Lyle is asking voters to say “yes” to increasing its operating referendum authority to $850 per student, which expires after 10 years and is subjected to annual inflationary adjustments determined by the state. The last time the school district asked for an increase was in the late 90s and was set at $840.01 per student. Voters approved to renew that same amount in 2011.
The operating referendum allows districts to generate additional general education revenue, which has not kept up with the pace of inflation since 2002-03. Revenue is generated through a combination of state aid and local property tax levies, and can be used for any operating or capital expenses such as staff salaries and benefits, utilities, supplies and technology. This is not to be confused with a bond referendum, which goes toward building projects.
With the funding not keeping pace, many districts are left filling their financial needs through budget cuts or increasing referendum revenue; and most have done both. For rural schools especially, obtaining additional funds have become a desperate situation.
“What we’re seeing is that more districts operate on a voter-approved levy,” Boysen said. “Actually, 100 percent of districts around Minnesota are running on some sort of levy to meet their funding needs.”
If the Nov. 5 operating referendum fails to be approved by taxpayers, then Boysen has no choice but to visit the Lyle School Board and prioritize what can be spared and what needs to go. That could be from anything from staffing to eliminating programs.
On an extreme level, if Lyle lost more funding and had to close, then the community would see decreased property values and families would need to spend more money sending their children to other school districts to receive their education.
“This is not a situation we want to be in,” he said. “There’s a lot at stake.”
During the last few months, Boysen has been hosting conversations with various community members who were uncertain about their stance on the referendum. Some were skeptical about approving the referendum when they had no children attending school, and questioned the relevance of them voting “yes.”
To the superintendent, there was no doubt on why the community needed to come together and support their school.

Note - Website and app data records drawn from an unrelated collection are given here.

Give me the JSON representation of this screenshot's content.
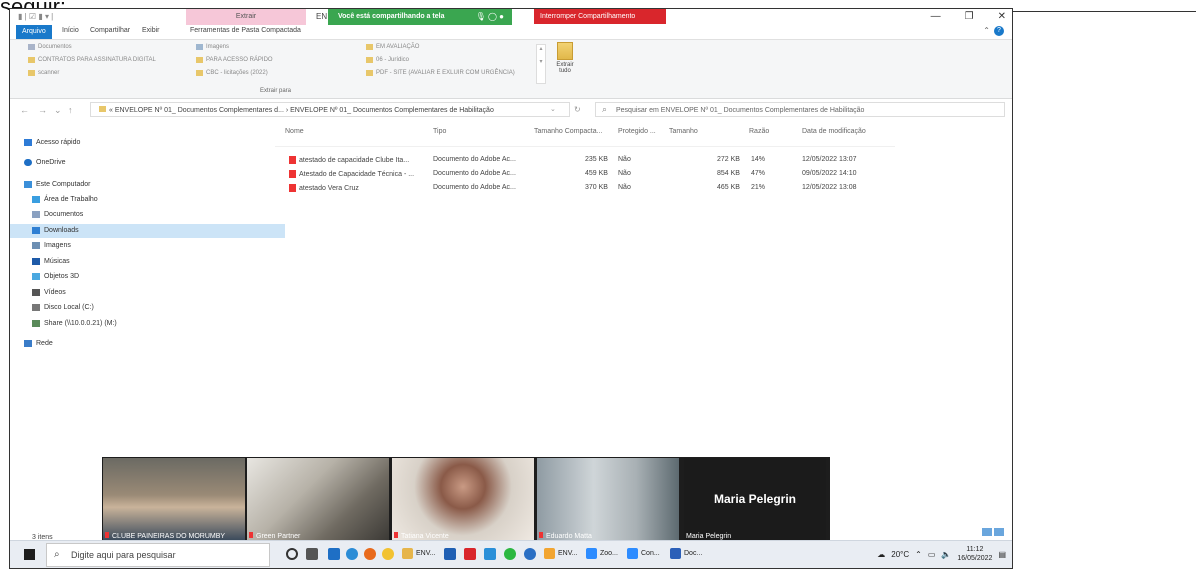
{
  "top_text": "seguir:",
  "titlebar": {
    "context_tab": "Extrair",
    "title_fragment": "EN",
    "share_banner": "Você está compartilhando a tela",
    "stop_share": "Interromper Compartilhamento",
    "minimize": "—",
    "maximize": "❐",
    "close": "✕"
  },
  "tabs": {
    "file": "Arquivo",
    "home": "Início",
    "share": "Compartilhar",
    "view": "Exibir",
    "tools": "Ferramentas de Pasta Compactada"
  },
  "ribbon": {
    "col1": [
      "Documentos",
      "CONTRATOS PARA ASSINATURA DIGITAL",
      "scanner"
    ],
    "col2": [
      "Imagens",
      "PARA ACESSO RÁPIDO",
      "CBC - licitações (2022)"
    ],
    "col3": [
      "EM AVALIAÇÃO",
      "06 - Jurídico",
      "PDF - SITE (AVALIAR E EXLUIR COM URGÊNCIA)"
    ],
    "extract_all": "Extrair tudo",
    "group_label": "Extrair para"
  },
  "address": {
    "path": "« ENVELOPE Nº 01_ Documentos Complementares d... › ENVELOPE Nº 01_ Documentos Complementares de Habilitação",
    "search_placeholder": "Pesquisar em ENVELOPE Nº 01_ Documentos Complementares de Habilitação"
  },
  "sidebar": {
    "items": [
      {
        "label": "Acesso rápido",
        "icon": "star-icon",
        "color": "#2e7bd6"
      },
      {
        "label": "OneDrive",
        "icon": "cloud-icon",
        "color": "#1e6fc5"
      },
      {
        "label": "Este Computador",
        "icon": "computer-icon",
        "color": "#3b8fd9"
      },
      {
        "label": "Área de Trabalho",
        "icon": "desktop-icon",
        "color": "#3a9ee0"
      },
      {
        "label": "Documentos",
        "icon": "documents-icon",
        "color": "#8aa1c1"
      },
      {
        "label": "Downloads",
        "icon": "download-icon",
        "color": "#2f7fd3"
      },
      {
        "label": "Imagens",
        "icon": "images-icon",
        "color": "#6d8fb3"
      },
      {
        "label": "Músicas",
        "icon": "music-icon",
        "color": "#1d5aa8"
      },
      {
        "label": "Objetos 3D",
        "icon": "cube-icon",
        "color": "#4aa8e0"
      },
      {
        "label": "Vídeos",
        "icon": "video-icon",
        "color": "#555555"
      },
      {
        "label": "Disco Local (C:)",
        "icon": "disk-icon",
        "color": "#777777"
      },
      {
        "label": "Share (\\\\10.0.0.21) (M:)",
        "icon": "network-drive-icon",
        "color": "#5a8a5a"
      },
      {
        "label": "Rede",
        "icon": "network-icon",
        "color": "#3a7cc8"
      }
    ],
    "selected": "Downloads",
    "status_count": "3 itens"
  },
  "columns": [
    "Nome",
    "Tipo",
    "Tamanho Compacta...",
    "Protegido ...",
    "Tamanho",
    "Razão",
    "Data de modificação"
  ],
  "files": [
    {
      "name": "atestado de capacidade Clube Ita...",
      "type": "Documento do Adobe Ac...",
      "compressed": "235 KB",
      "protected": "Não",
      "size": "272 KB",
      "ratio": "14%",
      "modified": "12/05/2022 13:07"
    },
    {
      "name": "Atestado de Capacidade Técnica - ...",
      "type": "Documento do Adobe Ac...",
      "compressed": "459 KB",
      "protected": "Não",
      "size": "854 KB",
      "ratio": "47%",
      "modified": "09/05/2022 14:10"
    },
    {
      "name": "atestado Vera Cruz",
      "type": "Documento do Adobe Ac...",
      "compressed": "370 KB",
      "protected": "Não",
      "size": "465 KB",
      "ratio": "21%",
      "modified": "12/05/2022 13:08"
    }
  ],
  "video": {
    "participants": [
      "CLUBE PAINEIRAS DO MORUMBY",
      "Green Partner",
      "Tatiana Vicente",
      "Eduardo Matta",
      "Maria Pelegrin"
    ],
    "featured_name": "Maria Pelegrin"
  },
  "taskbar": {
    "search_placeholder": "Digite aqui para pesquisar",
    "apps": [
      "ENV...",
      "ENV...",
      "Zoo...",
      "Con...",
      "Doc..."
    ],
    "weather": "20°C",
    "time": "11:12",
    "date": "16/05/2022"
  }
}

“When they ask ‘Mr. Boysen, why should I vote yes?’ I tell them this,” he recalled. “It’s an investment in our children … this community is very special. Everybody chips in to help out. This is a great place, and this is about sustaining what we have. This school is our future.”